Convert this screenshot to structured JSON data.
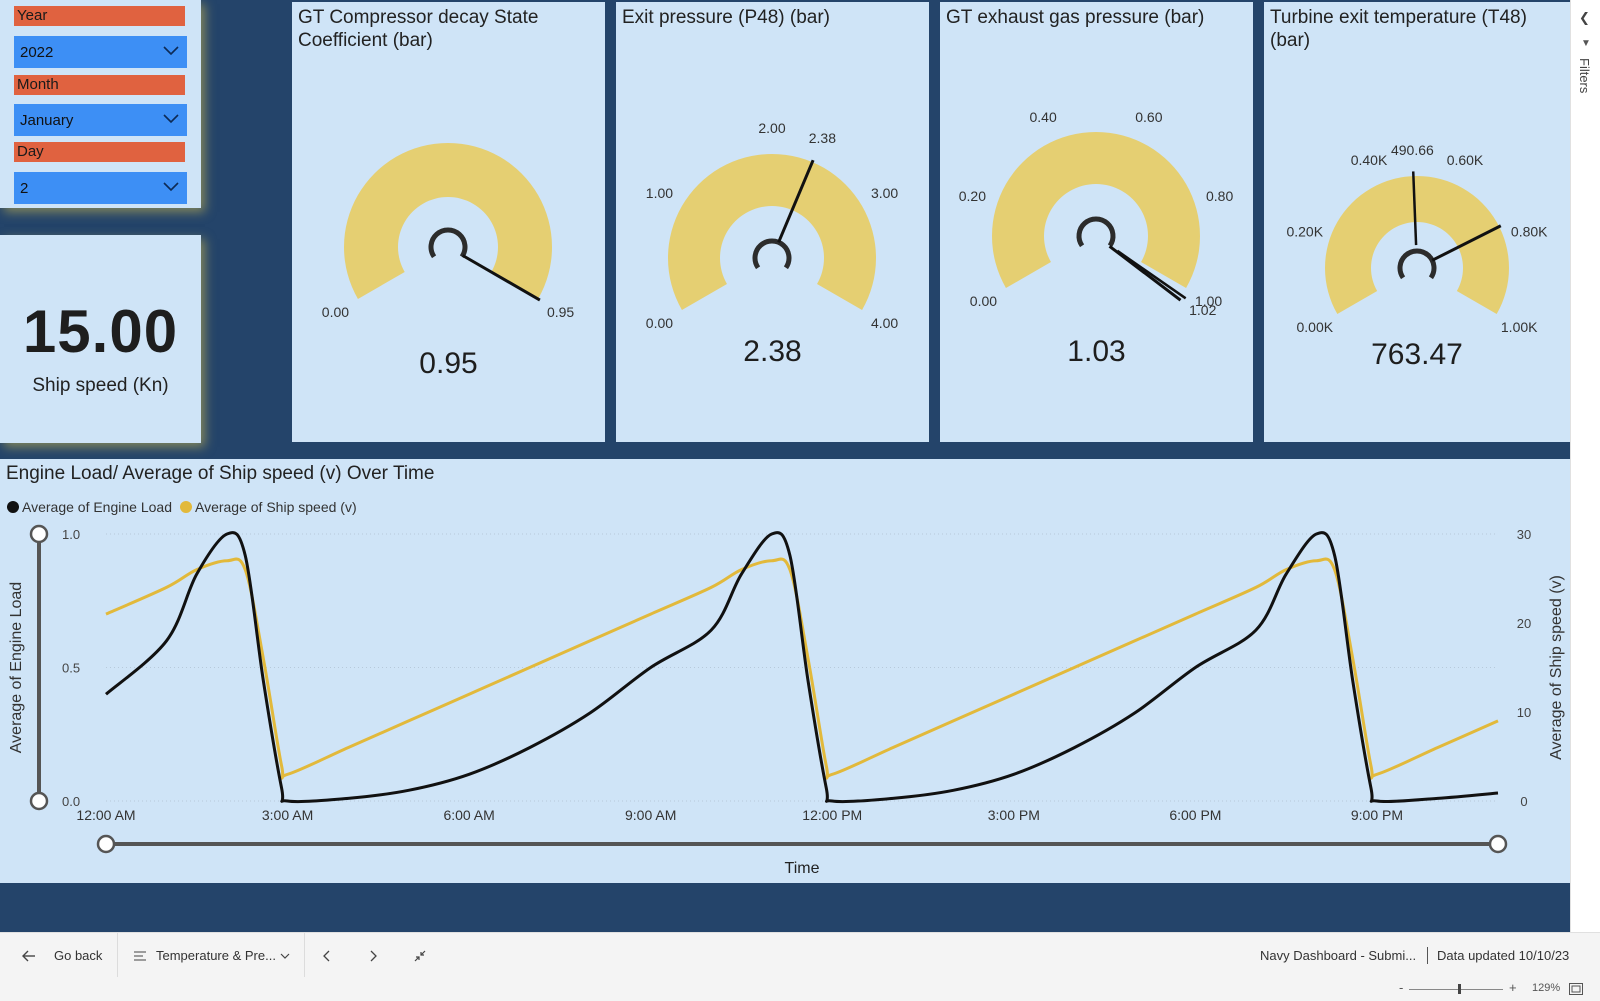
{
  "slicers": {
    "year_label": "Year",
    "year_value": "2022",
    "month_label": "Month",
    "month_value": "January",
    "day_label": "Day",
    "day_value": "2"
  },
  "card": {
    "value": "15.00",
    "label": "Ship speed (Kn)"
  },
  "gauges": [
    {
      "title": "GT Compressor decay State Coefficient (bar)",
      "value_text": "0.95",
      "value": 0.95,
      "min": 0,
      "max": 0.95,
      "target": 0.95,
      "labels": [
        {
          "t": "0.00",
          "v": 0
        },
        {
          "t": "0.95",
          "v": 0.95
        }
      ]
    },
    {
      "title": "Exit pressure (P48) (bar)",
      "value_text": "2.38",
      "value": 2.38,
      "min": 0,
      "max": 4,
      "target": 2.38,
      "labels": [
        {
          "t": "0.00",
          "v": 0
        },
        {
          "t": "1.00",
          "v": 1
        },
        {
          "t": "2.00",
          "v": 2
        },
        {
          "t": "2.38",
          "v": 2.38
        },
        {
          "t": "3.00",
          "v": 3
        },
        {
          "t": "4.00",
          "v": 4
        }
      ]
    },
    {
      "title": "GT exhaust gas pressure (bar)",
      "value_text": "1.03",
      "value": 1.03,
      "min": 0,
      "max": 1,
      "target": 1.02,
      "labels": [
        {
          "t": "0.00",
          "v": 0
        },
        {
          "t": "0.20",
          "v": 0.2
        },
        {
          "t": "0.40",
          "v": 0.4
        },
        {
          "t": "0.60",
          "v": 0.6
        },
        {
          "t": "0.80",
          "v": 0.8
        },
        {
          "t": "1.00",
          "v": 1
        },
        {
          "t": "1.02",
          "v": 1.02
        }
      ]
    },
    {
      "title": "Turbine exit temperature (T48) (bar)",
      "value_text": "763.47",
      "value": 763.47,
      "min": 0,
      "max": 1000,
      "target": 490.66,
      "labels": [
        {
          "t": "0.00K",
          "v": 0
        },
        {
          "t": "0.20K",
          "v": 200
        },
        {
          "t": "0.40K",
          "v": 400
        },
        {
          "t": "490.66",
          "v": 490.66
        },
        {
          "t": "0.60K",
          "v": 600
        },
        {
          "t": "0.80K",
          "v": 800
        },
        {
          "t": "1.00K",
          "v": 1000
        }
      ]
    }
  ],
  "line_chart": {
    "title": "Engine Load/ Average of Ship speed (v) Over Time",
    "legend": [
      "Average of Engine Load",
      "Average of Ship speed (v)"
    ],
    "xlabel": "Time",
    "ylabel_left": "Average of Engine Load",
    "ylabel_right": "Average of Ship speed (v)"
  },
  "chart_data": {
    "type": "line",
    "title": "Engine Load/ Average of Ship speed (v) Over Time",
    "xlabel": "Time",
    "ylabel": "Average of Engine Load",
    "y2label": "Average of Ship speed (v)",
    "x_ticks": [
      "12:00 AM",
      "3:00 AM",
      "6:00 AM",
      "9:00 AM",
      "12:00 PM",
      "3:00 PM",
      "6:00 PM",
      "9:00 PM"
    ],
    "ylim": [
      0,
      1
    ],
    "y2lim": [
      0,
      30
    ],
    "y_ticks": [
      "0.0",
      "0.5",
      "1.0"
    ],
    "y2_ticks": [
      "0",
      "10",
      "20",
      "30"
    ],
    "series": [
      {
        "name": "Average of Engine Load",
        "axis": "left",
        "color": "#111111",
        "x": [
          0,
          1,
          1.5,
          2,
          2.3,
          2.6,
          2.9,
          3,
          4,
          5,
          6,
          7,
          8,
          9,
          10,
          10.5,
          11,
          11.3,
          11.6,
          11.9,
          12,
          13,
          14,
          15,
          16,
          17,
          18,
          19,
          19.5,
          20,
          20.3,
          20.6,
          20.9,
          21,
          22,
          23
        ],
        "values": [
          0.4,
          0.6,
          0.85,
          1.0,
          0.92,
          0.45,
          0.05,
          0.0,
          0.01,
          0.04,
          0.1,
          0.2,
          0.33,
          0.5,
          0.64,
          0.85,
          1.0,
          0.92,
          0.45,
          0.05,
          0.0,
          0.01,
          0.04,
          0.1,
          0.2,
          0.33,
          0.5,
          0.64,
          0.85,
          1.0,
          0.92,
          0.45,
          0.05,
          0.0,
          0.01,
          0.03
        ]
      },
      {
        "name": "Average of Ship speed (v)",
        "axis": "right",
        "color": "#e2b93b",
        "x": [
          0,
          1,
          1.5,
          2,
          2.3,
          2.6,
          2.9,
          3,
          4,
          5,
          6,
          7,
          8,
          9,
          10,
          10.5,
          11,
          11.3,
          11.6,
          11.9,
          12,
          13,
          14,
          15,
          16,
          17,
          18,
          19,
          19.5,
          20,
          20.3,
          20.6,
          20.9,
          21,
          22,
          23
        ],
        "values": [
          21,
          24,
          26,
          27,
          26,
          16,
          4,
          3,
          6,
          9,
          12,
          15,
          18,
          21,
          24,
          26,
          27,
          26,
          16,
          4,
          3,
          6,
          9,
          12,
          15,
          18,
          21,
          24,
          26,
          27,
          26,
          16,
          4,
          3,
          6,
          9
        ]
      }
    ]
  },
  "bottom_bar": {
    "go_back": "Go back",
    "page_name": "Temperature & Pre...",
    "report_name": "Navy Dashboard - Submi...",
    "data_updated": "Data updated 10/10/23",
    "zoom": "129%"
  },
  "filters": {
    "label": "Filters"
  },
  "colors": {
    "canvas": "#24446a",
    "panel": "#cfe4f7",
    "gauge_fill": "#e5cf72",
    "slicer_label": "#e06240",
    "slicer_dropdown": "#3d8ff5",
    "speed_line": "#e2b93b"
  }
}
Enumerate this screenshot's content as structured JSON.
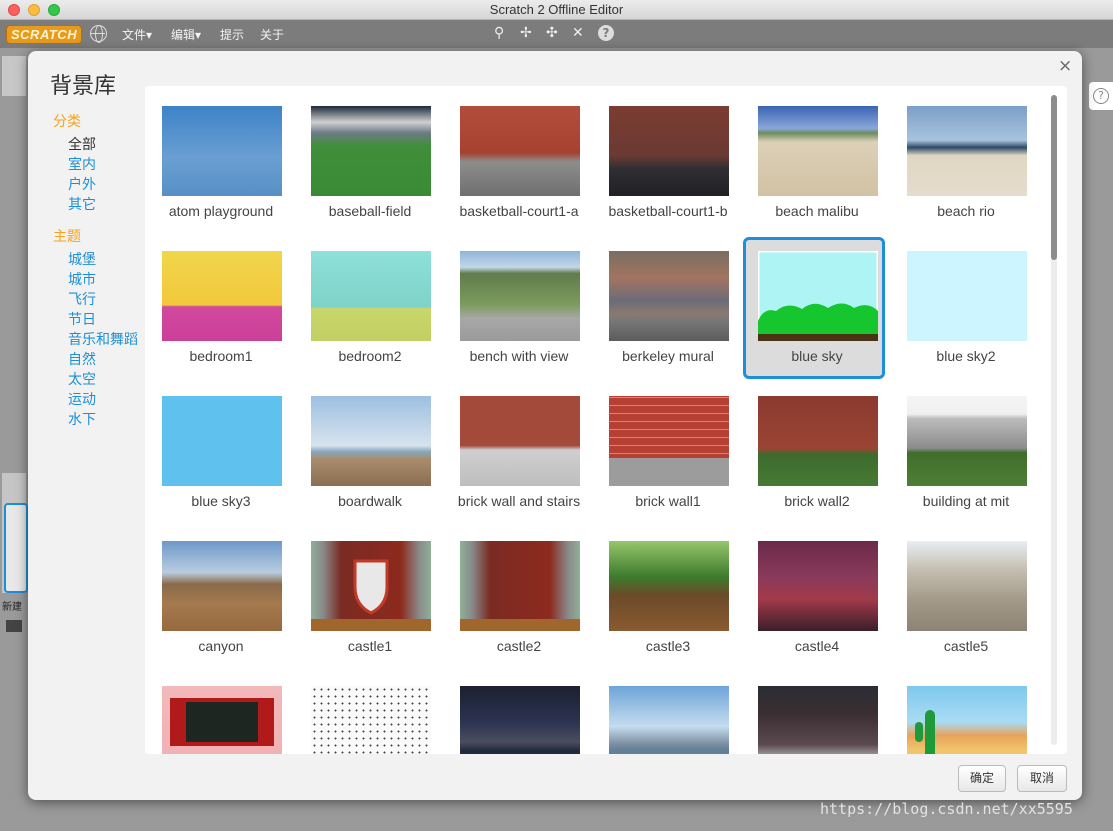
{
  "window": {
    "title": "Scratch 2 Offline Editor"
  },
  "menubar": {
    "logo": "SCRATCH",
    "items": [
      "文件▾",
      "编辑▾",
      "提示",
      "关于"
    ]
  },
  "dialog": {
    "title": "背景库",
    "close_glyph": "×",
    "section_category": "分类",
    "categories": [
      "全部",
      "室内",
      "户外",
      "其它"
    ],
    "selected_category": "全部",
    "section_theme": "主题",
    "themes": [
      "城堡",
      "城市",
      "飞行",
      "节日",
      "音乐和舞蹈",
      "自然",
      "太空",
      "运动",
      "水下"
    ],
    "ok_label": "确定",
    "cancel_label": "取消",
    "selected_item": "blue sky",
    "items": [
      "atom playground",
      "baseball-field",
      "basketball-court1-a",
      "basketball-court1-b",
      "beach malibu",
      "beach rio",
      "bedroom1",
      "bedroom2",
      "bench with view",
      "berkeley mural",
      "blue sky",
      "blue sky2",
      "blue sky3",
      "boardwalk",
      "brick wall and stairs",
      "brick wall1",
      "brick wall2",
      "building at mit",
      "canyon",
      "castle1",
      "castle2",
      "castle3",
      "castle4",
      "castle5"
    ]
  },
  "left_panel": {
    "new_label": "新建"
  },
  "watermark": "https://blog.csdn.net/xx5595",
  "colors": {
    "accent": "#1d8fd6",
    "section": "#f7a21c",
    "selected_border": "#1d8fd6"
  }
}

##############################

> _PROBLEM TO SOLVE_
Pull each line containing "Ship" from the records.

> _COMPLETED EXERCISE_
    "label": "Ship speed (Kn)"
    "title": "Engine Load/ Average of Ship speed (v) Over Time",
      "Average of Ship speed (v)"
    "ylabel_right": "Average of Ship speed (v)"
    "title": "Engine Load/ Average of Ship speed (v) Over Time",
    "y2label": "Average of Ship speed (v)",
        "name": "Average of Ship speed (v)",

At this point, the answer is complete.